Search the material and gather each line with "Bytes" in it.

──────────

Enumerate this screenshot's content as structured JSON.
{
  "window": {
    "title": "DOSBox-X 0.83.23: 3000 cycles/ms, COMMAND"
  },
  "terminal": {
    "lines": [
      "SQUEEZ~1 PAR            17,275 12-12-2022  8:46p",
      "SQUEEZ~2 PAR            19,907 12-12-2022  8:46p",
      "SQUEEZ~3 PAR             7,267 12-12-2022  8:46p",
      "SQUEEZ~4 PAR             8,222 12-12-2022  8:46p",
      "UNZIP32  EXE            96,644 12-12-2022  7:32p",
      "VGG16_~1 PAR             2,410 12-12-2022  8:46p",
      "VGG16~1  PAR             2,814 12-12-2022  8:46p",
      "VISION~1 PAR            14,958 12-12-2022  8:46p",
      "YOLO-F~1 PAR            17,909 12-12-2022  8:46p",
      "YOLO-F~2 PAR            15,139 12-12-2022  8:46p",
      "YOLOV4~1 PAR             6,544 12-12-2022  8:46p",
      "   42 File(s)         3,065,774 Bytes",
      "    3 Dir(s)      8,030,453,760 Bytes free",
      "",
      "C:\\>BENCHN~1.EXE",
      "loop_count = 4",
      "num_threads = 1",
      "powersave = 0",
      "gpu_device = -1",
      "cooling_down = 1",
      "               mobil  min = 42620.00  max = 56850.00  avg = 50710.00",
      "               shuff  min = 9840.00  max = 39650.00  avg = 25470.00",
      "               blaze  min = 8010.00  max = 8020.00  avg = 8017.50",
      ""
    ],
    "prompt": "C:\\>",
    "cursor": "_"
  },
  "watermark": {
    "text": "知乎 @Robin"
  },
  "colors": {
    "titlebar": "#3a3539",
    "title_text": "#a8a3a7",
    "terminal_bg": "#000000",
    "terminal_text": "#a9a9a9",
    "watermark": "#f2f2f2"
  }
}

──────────

WRITTEN REPLY.
      "   42 File(s)         3,065,774 Bytes",
      "    3 Dir(s)      8,030,453,760 Bytes free",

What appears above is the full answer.